RECORDS TO PROCESS |
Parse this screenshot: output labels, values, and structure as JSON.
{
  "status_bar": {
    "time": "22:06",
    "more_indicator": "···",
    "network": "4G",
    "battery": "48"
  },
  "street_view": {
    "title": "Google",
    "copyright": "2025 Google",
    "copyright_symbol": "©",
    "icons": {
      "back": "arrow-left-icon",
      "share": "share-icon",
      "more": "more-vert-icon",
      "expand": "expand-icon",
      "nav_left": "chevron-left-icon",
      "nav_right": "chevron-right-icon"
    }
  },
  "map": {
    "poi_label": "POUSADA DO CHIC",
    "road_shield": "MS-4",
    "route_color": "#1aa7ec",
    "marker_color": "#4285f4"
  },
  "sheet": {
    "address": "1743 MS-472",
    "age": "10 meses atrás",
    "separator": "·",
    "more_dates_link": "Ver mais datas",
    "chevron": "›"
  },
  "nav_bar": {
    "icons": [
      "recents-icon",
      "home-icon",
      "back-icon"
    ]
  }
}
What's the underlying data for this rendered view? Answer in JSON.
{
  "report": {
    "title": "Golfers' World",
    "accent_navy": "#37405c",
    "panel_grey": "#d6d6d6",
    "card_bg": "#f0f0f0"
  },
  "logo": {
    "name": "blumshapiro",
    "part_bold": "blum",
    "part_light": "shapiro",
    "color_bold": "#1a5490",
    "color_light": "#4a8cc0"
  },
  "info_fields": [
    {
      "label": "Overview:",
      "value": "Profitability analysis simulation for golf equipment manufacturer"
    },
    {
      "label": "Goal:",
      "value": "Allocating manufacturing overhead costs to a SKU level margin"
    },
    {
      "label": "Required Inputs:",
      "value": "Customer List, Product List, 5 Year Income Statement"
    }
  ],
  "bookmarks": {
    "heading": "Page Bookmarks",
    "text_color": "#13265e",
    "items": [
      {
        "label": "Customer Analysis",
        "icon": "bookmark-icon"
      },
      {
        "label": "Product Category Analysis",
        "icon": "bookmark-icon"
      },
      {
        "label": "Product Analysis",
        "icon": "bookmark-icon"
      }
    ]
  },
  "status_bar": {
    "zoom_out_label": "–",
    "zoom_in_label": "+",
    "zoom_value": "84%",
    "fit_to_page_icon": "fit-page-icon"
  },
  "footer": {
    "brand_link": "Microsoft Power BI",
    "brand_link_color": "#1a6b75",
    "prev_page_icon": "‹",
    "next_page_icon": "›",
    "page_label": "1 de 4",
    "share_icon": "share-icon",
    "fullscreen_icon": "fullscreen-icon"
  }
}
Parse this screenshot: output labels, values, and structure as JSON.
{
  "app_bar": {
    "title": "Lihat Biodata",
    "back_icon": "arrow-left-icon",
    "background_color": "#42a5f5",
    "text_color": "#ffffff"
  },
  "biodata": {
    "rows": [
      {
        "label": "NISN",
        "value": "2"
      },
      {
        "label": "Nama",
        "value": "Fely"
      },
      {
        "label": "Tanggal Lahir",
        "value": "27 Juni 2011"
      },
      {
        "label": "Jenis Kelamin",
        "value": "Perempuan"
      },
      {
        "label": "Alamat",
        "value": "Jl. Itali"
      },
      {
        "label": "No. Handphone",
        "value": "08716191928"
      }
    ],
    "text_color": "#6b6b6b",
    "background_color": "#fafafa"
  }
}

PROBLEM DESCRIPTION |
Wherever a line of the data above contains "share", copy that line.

RESPONSE FOR THIS EXERCISE |
      "share": "share-icon",
    "share_icon": "share-icon",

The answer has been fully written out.